As a working musician, I regularly get asked to be more visible, specifically on Instagram or Facebook. And when I have pushed about exactly why, the answer mostly boils down to this: if you don’t stay constantly visible and aggressively in people’s minds, you will be forgotten, or lost in the shuffle (not to mention that social media is increasingly used as a metric for your value and quality as an artist, and not just your popularity). And my rebuttal to that is, if I am so easily forgotten, then perhaps I’m just not a very effective song-writer. Perhaps people just aren’t interested in what I have to say, or the way I say it. If I have to post pictures of my food, spam my purchases, or build some highly-edited version of what my day-to-day life looks like just so people will remember that I write songs, then maybe I didn’t do enough to move them. Maybe I’m just not cutting it.

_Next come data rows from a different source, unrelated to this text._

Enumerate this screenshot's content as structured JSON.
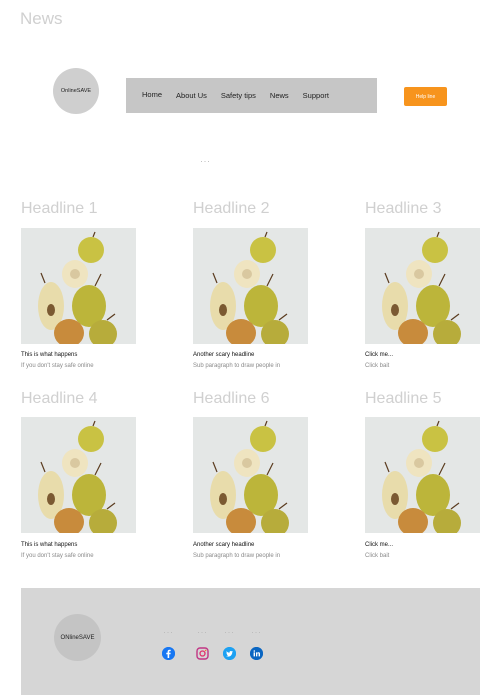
{
  "page": {
    "title": "News"
  },
  "header": {
    "logo_text": "OnlineSAVE",
    "nav": [
      {
        "label": "Home"
      },
      {
        "label": "About Us"
      },
      {
        "label": "Safety tips"
      },
      {
        "label": "News"
      },
      {
        "label": "Support"
      }
    ],
    "help_button": "Help line"
  },
  "placeholders": {
    "dots": "···"
  },
  "cards": [
    {
      "headline": "Headline 1",
      "title": "This is what happens",
      "sub": "If you don't stay safe online"
    },
    {
      "headline": "Headline 2",
      "title": "Another scary headline",
      "sub": "Sub paragraph to draw people in"
    },
    {
      "headline": "Headline 3",
      "title": "Click me...",
      "sub": "Click bait"
    },
    {
      "headline": "Headline 4",
      "title": "This is what happens",
      "sub": "If you don't stay safe online"
    },
    {
      "headline": "Headline 6",
      "title": "Another scary headline",
      "sub": "Sub paragraph to draw people in"
    },
    {
      "headline": "Headline 5",
      "title": "Click me...",
      "sub": "Click bait"
    }
  ],
  "footer": {
    "logo_text": "ONlineSAVE",
    "social": [
      {
        "icon": "facebook-icon",
        "color": "#1877f2"
      },
      {
        "icon": "instagram-icon",
        "color": "#c13584"
      },
      {
        "icon": "twitter-icon",
        "color": "#1da1f2"
      },
      {
        "icon": "linkedin-icon",
        "color": "#0a66c2"
      }
    ]
  }
}
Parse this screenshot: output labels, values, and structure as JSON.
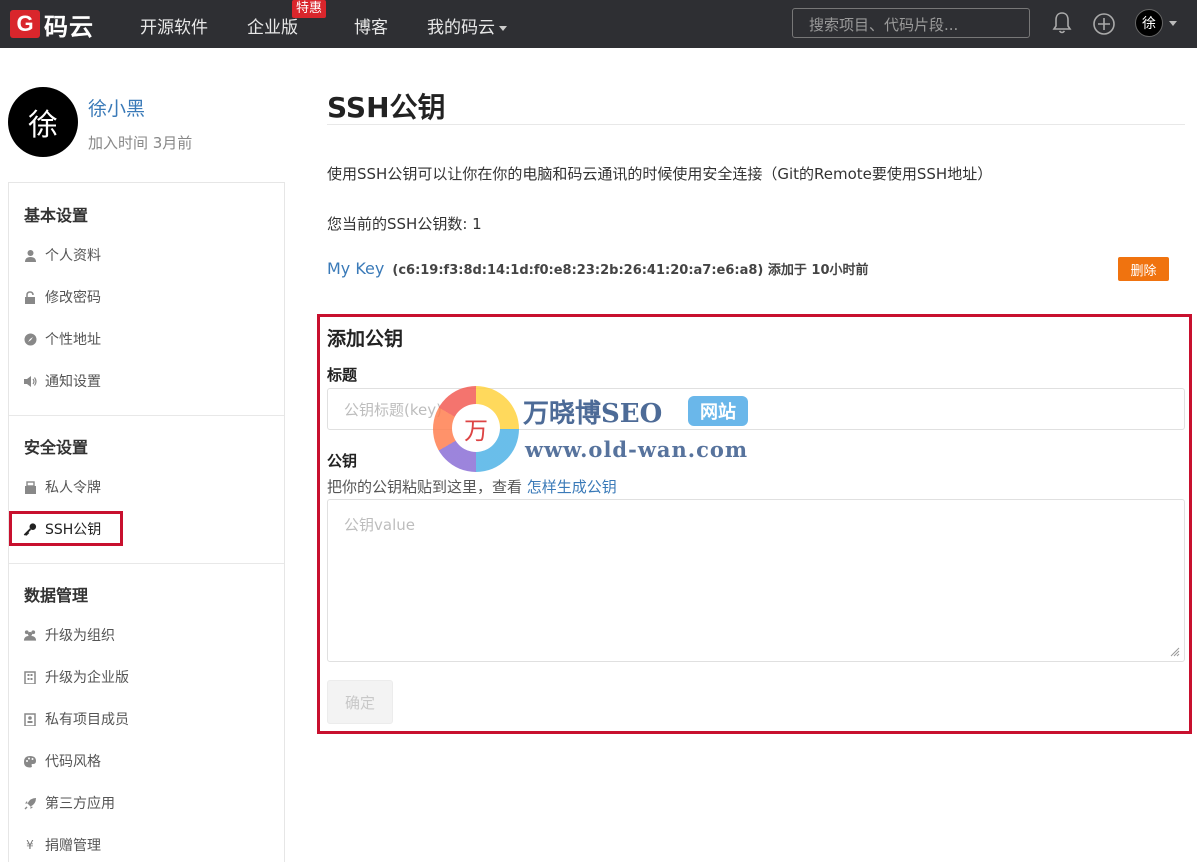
{
  "header": {
    "logo_mark": "G",
    "logo_text": "码云",
    "nav": [
      "开源软件",
      "企业版",
      "博客",
      "我的码云"
    ],
    "badge": "特惠",
    "search_placeholder": "搜索项目、代码片段...",
    "avatar_char": "徐"
  },
  "profile": {
    "avatar_char": "徐",
    "name": "徐小黑",
    "joined": "加入时间 3月前"
  },
  "sidebar": {
    "groups": [
      {
        "title": "基本设置",
        "items": [
          "个人资料",
          "修改密码",
          "个性地址",
          "通知设置"
        ]
      },
      {
        "title": "安全设置",
        "items": [
          "私人令牌",
          "SSH公钥"
        ]
      },
      {
        "title": "数据管理",
        "items": [
          "升级为组织",
          "升级为企业版",
          "私有项目成员",
          "代码风格",
          "第三方应用",
          "捐赠管理"
        ]
      }
    ]
  },
  "main": {
    "title": "SSH公钥",
    "description": "使用SSH公钥可以让你在你的电脑和码云通讯的时候使用安全连接（Git的Remote要使用SSH地址）",
    "count_text": "您当前的SSH公钥数: 1",
    "key": {
      "name": "My Key",
      "fingerprint": "(c6:19:f3:8d:14:1d:f0:e8:23:2b:26:41:20:a7:e6:a8) 添加于 10小时前",
      "delete_label": "删除"
    },
    "form": {
      "title": "添加公钥",
      "title_label": "标题",
      "title_placeholder": "公钥标题(key)",
      "key_label": "公钥",
      "hint": "把你的公钥粘贴到这里，查看 ",
      "hint_link": "怎样生成公钥",
      "key_placeholder": "公钥value",
      "submit_label": "确定"
    }
  },
  "watermark": {
    "glyph": "万",
    "title": "万晓博SEO",
    "tag": "网站",
    "url": "www.old-wan.com"
  },
  "colors": {
    "topbar": "#2e2f33",
    "brand_red": "#d9262c",
    "link_blue": "#3a7ab8",
    "delete_orange": "#f0730f",
    "highlight_red": "#c8102e"
  }
}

I realize how a statement like this might come off. I don’t mean it in a defeatist way. I only put out work that I am happy with, and how much that does or doesn’t resonate with others doesn’t change my sense of personal achievement. It’s interesting to see how it’s received, sure, but it’s not how I personally decide how successful a specific work is. I really just feel like I’m finally getting more honest with myself and where, and how, I like to participate. I far prefer making music videos, podcasts, and writing in long form. But social media not a place for depth. Even for myself, on the other side of the coin. The rare times I browse around on something like Instagram, I am far more compulsive than thoughtful. I exercise my thumb way more than my brain. But none of this is in my nature. I like depth. I like walking away with something to think about. I like puzzles. I like searching for connections, and attempting to find the limits of ideas. And I always have. I don’t like feeling compulsive and distracted. I don’t enjoy spending time thumbing through stuff that I have, at most, a passing interest in and walking away an hour later wondering what the point was, wishing I had read a book, or played a video game, or watched a tv show instead.

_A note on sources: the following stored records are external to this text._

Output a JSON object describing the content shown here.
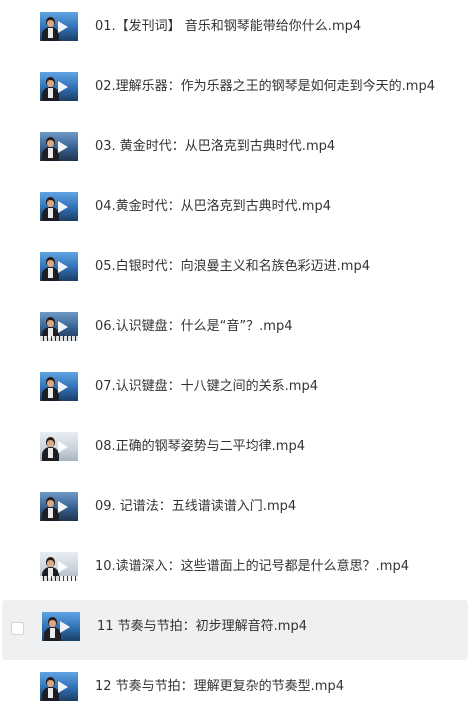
{
  "files": [
    {
      "name": "01.【发刊词】 音乐和钢琴能带给你什么.mp4",
      "thumb_icon": "video-thumbnail-icon"
    },
    {
      "name": "02.理解乐器：作为乐器之王的钢琴是如何走到今天的.mp4",
      "thumb_icon": "video-thumbnail-icon"
    },
    {
      "name": "03. 黄金时代：从巴洛克到古典时代.mp4",
      "thumb_icon": "video-thumbnail-icon"
    },
    {
      "name": "04.黄金时代：从巴洛克到古典时代.mp4",
      "thumb_icon": "video-thumbnail-icon"
    },
    {
      "name": "05.白银时代：向浪曼主义和名族色彩迈进.mp4",
      "thumb_icon": "video-thumbnail-icon"
    },
    {
      "name": "06.认识键盘：什么是“音”？.mp4",
      "thumb_icon": "video-thumbnail-icon"
    },
    {
      "name": "07.认识键盘：十八键之间的关系.mp4",
      "thumb_icon": "video-thumbnail-icon"
    },
    {
      "name": "08.正确的钢琴姿势与二平均律.mp4",
      "thumb_icon": "video-thumbnail-icon"
    },
    {
      "name": "09. 记谱法：五线谱读谱入门.mp4",
      "thumb_icon": "video-thumbnail-icon"
    },
    {
      "name": "10.读谱深入：这些谱面上的记号都是什么意思？.mp4",
      "thumb_icon": "video-thumbnail-icon"
    },
    {
      "name": "11 节奏与节拍：初步理解音符.mp4",
      "thumb_icon": "video-thumbnail-icon",
      "selected": true
    },
    {
      "name": "12 节奏与节拍：理解更复杂的节奏型.mp4",
      "thumb_icon": "video-thumbnail-icon"
    }
  ],
  "colors": {
    "text": "#333333",
    "selected_row_bg": "#eff0f1",
    "background": "#ffffff"
  }
}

Or in other words: it’s not for me.

But I like this, right here. I like sitting and typing about things that have been on my mind. And I like that when I am done, it will sit on my personal website. It can be visited, but does not shove itself into anyone’s life. I am not pushing my thoughts into the space of unwitting bystanders, but instead inviting people to my mental rummage sale, should they be interested. And I don’t mind if people comment on it. I encourage it, actually. I have no issues reading and responding to comments under these circumstances, knowing they came here of their own free will and commented because they wanted to. In the same way, I am remembering that I like getting emails from people. I like letters, digital and physical, and how we interact with each other through them. They are clear channels of communication, words being volleyed between two parties like a game of catch between total strangers. I am realizing how much I prefer talking to people on the phone instead of texting, and how much more I like to get coffee with someone over any of these. And above all, I am remembering that they are not all the same, and I can approach them as I actually am, and I don’t have to conform due to some abstract sense of professional survival. And yes, I could very much be hurting myself or limiting my reach, but I am okay with that. Because I would rather fade away, or have to come up with something entirely new, than do things I don’t believe in for some desperate grab at relevance.

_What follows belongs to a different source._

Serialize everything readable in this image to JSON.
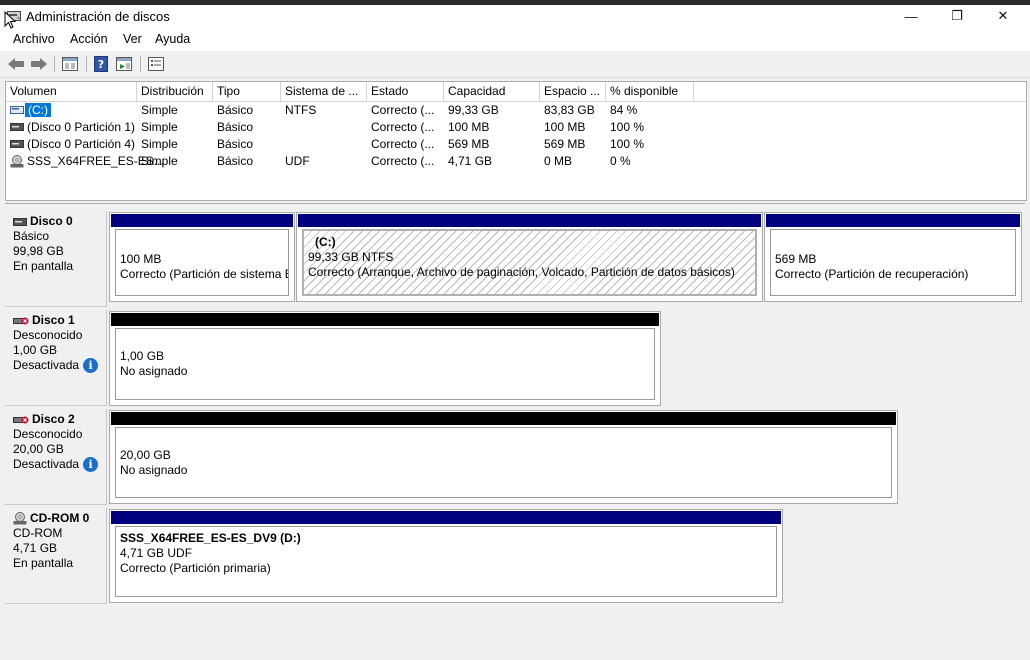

But that’s enough for now, I think. I will be writing about my actual work soon, as I have been really busy in the world of recording, mixing, producing, and in developing my own little label/production company. And I am back to working on a full-length record now that I am settled into one place, which is really exciting. It was fun for a change of pace to try some singles and EPs, but it’s not where my heart is. But I also wanted to give myself the space to start writing again. So from here on out, when I just have some ideas that I want to float into the world, for whatever reason, I will label the blog post with a date and the word “Thoughts.” Beyond that, I hope everyone is well.

-Ben